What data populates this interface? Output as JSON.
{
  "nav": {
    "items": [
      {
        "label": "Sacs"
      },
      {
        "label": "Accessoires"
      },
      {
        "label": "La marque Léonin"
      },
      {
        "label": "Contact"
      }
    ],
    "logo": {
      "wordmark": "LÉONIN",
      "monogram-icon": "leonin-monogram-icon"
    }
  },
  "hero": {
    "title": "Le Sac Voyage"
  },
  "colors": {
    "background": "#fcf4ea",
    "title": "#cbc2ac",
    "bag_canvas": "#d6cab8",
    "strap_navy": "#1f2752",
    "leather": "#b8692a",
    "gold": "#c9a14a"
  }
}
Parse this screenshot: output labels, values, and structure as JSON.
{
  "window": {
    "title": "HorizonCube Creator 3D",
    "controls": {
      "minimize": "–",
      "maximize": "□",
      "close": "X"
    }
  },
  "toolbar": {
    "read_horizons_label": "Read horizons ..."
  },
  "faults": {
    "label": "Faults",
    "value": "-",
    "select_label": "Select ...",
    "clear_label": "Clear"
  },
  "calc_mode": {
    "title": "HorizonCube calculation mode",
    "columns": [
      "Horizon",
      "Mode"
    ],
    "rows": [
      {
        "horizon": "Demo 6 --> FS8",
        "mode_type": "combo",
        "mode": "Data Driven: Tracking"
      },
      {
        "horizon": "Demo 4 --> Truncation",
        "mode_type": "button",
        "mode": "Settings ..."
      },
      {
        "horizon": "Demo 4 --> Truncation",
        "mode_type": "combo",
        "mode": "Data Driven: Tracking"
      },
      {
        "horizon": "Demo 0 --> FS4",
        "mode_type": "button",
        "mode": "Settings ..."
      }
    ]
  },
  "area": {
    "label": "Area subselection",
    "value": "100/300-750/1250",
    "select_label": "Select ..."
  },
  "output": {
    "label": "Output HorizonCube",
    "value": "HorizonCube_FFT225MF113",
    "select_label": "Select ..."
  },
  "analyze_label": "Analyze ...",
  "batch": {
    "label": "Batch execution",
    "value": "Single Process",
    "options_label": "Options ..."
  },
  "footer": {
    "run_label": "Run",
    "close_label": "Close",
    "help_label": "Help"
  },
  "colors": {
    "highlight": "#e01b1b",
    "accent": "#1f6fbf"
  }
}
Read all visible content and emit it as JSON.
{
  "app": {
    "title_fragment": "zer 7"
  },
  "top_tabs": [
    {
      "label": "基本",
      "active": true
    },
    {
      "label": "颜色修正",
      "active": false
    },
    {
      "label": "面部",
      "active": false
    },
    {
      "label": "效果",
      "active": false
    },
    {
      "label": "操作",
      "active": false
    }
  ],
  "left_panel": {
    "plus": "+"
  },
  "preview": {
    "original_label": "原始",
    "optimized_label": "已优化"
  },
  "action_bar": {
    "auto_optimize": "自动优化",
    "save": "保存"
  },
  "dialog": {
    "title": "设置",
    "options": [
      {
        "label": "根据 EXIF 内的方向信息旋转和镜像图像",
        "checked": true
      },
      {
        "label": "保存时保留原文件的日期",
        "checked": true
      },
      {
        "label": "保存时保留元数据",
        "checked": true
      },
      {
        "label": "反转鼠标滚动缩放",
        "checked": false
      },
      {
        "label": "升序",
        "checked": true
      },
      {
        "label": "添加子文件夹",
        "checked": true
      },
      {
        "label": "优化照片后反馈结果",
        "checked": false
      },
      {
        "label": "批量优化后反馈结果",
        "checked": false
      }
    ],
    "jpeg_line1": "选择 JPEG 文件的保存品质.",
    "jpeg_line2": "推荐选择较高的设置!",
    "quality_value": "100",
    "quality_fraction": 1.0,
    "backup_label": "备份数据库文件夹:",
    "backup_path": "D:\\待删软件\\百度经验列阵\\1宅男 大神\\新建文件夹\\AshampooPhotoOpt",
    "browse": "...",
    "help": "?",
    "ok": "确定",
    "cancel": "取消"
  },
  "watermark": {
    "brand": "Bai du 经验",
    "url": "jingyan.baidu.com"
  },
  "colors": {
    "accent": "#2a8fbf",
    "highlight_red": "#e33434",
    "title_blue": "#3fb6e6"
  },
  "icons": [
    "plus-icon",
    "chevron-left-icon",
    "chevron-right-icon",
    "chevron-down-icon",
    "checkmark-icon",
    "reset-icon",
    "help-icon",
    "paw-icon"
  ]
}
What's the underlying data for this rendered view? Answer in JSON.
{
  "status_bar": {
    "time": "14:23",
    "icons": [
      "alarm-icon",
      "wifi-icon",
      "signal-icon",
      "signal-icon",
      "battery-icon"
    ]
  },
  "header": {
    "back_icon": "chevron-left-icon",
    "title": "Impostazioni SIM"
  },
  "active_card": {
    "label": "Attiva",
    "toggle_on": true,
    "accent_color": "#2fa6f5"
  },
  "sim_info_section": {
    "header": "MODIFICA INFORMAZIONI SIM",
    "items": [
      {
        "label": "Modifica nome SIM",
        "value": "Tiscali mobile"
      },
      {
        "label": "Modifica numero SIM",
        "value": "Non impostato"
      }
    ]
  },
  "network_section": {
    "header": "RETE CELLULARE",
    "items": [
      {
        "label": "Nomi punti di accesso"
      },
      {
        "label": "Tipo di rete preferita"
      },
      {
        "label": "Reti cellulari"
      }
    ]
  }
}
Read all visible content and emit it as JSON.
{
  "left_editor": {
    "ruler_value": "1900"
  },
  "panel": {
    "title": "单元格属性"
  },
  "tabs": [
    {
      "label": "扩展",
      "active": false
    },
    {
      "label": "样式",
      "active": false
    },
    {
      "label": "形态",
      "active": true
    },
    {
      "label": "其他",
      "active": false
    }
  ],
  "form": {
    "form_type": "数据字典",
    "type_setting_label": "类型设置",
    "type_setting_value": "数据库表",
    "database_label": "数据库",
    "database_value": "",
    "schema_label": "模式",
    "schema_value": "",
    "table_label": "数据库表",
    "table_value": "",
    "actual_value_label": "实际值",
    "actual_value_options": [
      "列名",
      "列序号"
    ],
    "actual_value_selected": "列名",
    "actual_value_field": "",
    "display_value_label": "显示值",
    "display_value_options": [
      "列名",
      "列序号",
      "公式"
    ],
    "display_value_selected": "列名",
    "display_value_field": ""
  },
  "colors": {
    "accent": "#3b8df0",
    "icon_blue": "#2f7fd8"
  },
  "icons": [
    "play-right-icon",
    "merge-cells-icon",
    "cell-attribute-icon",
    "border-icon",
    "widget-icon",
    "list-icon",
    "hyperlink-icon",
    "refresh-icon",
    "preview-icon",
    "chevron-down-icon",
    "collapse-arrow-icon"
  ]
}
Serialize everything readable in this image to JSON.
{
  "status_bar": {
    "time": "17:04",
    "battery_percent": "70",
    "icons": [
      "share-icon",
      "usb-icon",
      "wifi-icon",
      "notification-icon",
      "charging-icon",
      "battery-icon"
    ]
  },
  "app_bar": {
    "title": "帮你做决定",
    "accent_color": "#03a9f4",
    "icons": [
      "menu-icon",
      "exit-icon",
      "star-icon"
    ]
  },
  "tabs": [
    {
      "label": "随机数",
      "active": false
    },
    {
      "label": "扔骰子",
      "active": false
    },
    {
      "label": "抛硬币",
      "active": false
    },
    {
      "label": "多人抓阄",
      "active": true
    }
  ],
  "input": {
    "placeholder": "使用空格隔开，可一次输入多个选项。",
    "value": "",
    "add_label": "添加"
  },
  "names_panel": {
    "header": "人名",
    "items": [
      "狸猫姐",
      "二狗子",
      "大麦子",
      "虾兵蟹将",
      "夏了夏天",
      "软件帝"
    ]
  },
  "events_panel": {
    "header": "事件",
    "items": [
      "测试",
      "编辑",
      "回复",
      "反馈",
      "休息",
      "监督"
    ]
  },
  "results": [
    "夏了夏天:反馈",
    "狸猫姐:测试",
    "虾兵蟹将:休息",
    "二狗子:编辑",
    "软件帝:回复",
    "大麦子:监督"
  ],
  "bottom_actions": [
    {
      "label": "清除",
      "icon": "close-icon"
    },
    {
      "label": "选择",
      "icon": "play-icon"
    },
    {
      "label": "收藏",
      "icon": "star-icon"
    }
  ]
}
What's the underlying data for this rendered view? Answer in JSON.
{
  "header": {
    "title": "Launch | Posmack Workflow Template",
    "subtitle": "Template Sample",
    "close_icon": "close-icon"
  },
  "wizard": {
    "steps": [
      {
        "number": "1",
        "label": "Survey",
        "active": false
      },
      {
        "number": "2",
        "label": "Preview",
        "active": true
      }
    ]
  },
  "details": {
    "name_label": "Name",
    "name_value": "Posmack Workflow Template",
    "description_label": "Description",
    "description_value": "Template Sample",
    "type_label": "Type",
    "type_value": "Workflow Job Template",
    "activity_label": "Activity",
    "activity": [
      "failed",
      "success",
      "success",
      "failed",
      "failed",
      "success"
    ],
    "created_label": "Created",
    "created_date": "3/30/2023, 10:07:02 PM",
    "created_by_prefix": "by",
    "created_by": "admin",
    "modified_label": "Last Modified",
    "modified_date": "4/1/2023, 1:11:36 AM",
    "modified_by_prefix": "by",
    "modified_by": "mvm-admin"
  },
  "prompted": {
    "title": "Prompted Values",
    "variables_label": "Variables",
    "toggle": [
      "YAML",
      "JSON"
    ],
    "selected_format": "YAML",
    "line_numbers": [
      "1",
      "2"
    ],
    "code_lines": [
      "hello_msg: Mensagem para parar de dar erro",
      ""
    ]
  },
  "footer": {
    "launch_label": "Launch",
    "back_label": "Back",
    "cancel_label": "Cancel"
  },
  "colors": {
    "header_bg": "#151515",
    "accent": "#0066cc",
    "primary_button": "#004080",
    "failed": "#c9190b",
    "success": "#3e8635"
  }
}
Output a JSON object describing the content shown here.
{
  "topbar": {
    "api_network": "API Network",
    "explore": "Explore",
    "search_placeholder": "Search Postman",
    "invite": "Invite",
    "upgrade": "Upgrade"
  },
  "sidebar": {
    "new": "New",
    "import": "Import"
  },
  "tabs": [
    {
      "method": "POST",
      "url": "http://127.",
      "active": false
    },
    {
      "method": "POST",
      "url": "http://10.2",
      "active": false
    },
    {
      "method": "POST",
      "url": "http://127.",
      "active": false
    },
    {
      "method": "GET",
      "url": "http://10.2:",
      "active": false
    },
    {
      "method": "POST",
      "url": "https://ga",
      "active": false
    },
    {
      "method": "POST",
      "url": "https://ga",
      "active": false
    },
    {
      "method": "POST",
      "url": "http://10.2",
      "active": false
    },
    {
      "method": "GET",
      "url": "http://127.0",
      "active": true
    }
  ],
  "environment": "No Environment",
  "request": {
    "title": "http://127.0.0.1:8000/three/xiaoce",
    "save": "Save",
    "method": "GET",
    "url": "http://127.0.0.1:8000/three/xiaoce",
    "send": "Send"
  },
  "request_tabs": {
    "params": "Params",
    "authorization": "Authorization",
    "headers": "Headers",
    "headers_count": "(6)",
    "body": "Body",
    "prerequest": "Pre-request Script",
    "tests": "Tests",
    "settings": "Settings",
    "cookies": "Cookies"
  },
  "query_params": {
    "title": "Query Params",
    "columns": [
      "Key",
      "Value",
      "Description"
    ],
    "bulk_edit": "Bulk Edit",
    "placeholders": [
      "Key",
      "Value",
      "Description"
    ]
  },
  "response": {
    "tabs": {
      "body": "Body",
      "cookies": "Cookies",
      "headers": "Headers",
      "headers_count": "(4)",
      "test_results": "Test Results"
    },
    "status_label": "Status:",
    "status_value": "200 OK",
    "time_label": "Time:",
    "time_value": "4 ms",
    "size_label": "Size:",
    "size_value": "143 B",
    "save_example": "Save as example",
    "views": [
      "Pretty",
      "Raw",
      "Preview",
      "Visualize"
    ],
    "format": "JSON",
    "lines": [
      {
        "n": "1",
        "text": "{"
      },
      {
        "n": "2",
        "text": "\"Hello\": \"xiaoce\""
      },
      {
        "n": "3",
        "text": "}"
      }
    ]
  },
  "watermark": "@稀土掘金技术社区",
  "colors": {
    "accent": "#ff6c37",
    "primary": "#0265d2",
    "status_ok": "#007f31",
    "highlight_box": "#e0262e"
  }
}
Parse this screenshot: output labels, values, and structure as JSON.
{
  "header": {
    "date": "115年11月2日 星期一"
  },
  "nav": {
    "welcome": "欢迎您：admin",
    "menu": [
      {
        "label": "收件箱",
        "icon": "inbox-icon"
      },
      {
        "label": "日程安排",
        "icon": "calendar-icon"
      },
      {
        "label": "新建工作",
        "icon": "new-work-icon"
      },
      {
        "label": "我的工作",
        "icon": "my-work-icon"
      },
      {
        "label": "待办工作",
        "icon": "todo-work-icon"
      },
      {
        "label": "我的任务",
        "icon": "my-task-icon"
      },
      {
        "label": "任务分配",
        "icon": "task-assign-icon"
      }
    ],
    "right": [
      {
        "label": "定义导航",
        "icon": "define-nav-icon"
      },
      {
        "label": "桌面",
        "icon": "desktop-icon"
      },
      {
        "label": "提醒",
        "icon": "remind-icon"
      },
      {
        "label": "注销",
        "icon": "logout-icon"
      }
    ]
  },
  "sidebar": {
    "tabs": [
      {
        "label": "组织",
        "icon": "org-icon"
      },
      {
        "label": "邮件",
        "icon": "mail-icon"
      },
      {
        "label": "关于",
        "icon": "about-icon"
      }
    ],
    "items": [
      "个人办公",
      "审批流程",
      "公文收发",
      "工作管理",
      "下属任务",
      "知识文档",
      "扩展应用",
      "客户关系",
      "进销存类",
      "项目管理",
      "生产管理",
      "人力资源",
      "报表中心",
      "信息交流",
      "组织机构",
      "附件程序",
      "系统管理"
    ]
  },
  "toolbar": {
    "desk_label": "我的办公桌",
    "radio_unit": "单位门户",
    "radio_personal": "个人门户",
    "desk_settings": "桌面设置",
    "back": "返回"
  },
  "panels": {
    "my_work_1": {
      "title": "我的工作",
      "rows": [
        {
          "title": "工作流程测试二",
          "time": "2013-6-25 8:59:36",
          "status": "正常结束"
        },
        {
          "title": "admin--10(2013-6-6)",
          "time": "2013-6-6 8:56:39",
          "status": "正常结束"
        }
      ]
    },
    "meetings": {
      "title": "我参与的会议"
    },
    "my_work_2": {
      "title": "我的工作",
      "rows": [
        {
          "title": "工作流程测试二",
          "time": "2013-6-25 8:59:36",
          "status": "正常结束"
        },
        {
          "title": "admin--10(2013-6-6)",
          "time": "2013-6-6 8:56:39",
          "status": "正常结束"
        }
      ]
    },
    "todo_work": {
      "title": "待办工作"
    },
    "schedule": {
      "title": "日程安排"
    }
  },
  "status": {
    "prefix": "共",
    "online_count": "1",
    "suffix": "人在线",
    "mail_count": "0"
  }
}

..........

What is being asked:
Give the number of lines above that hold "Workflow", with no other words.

Output below:
3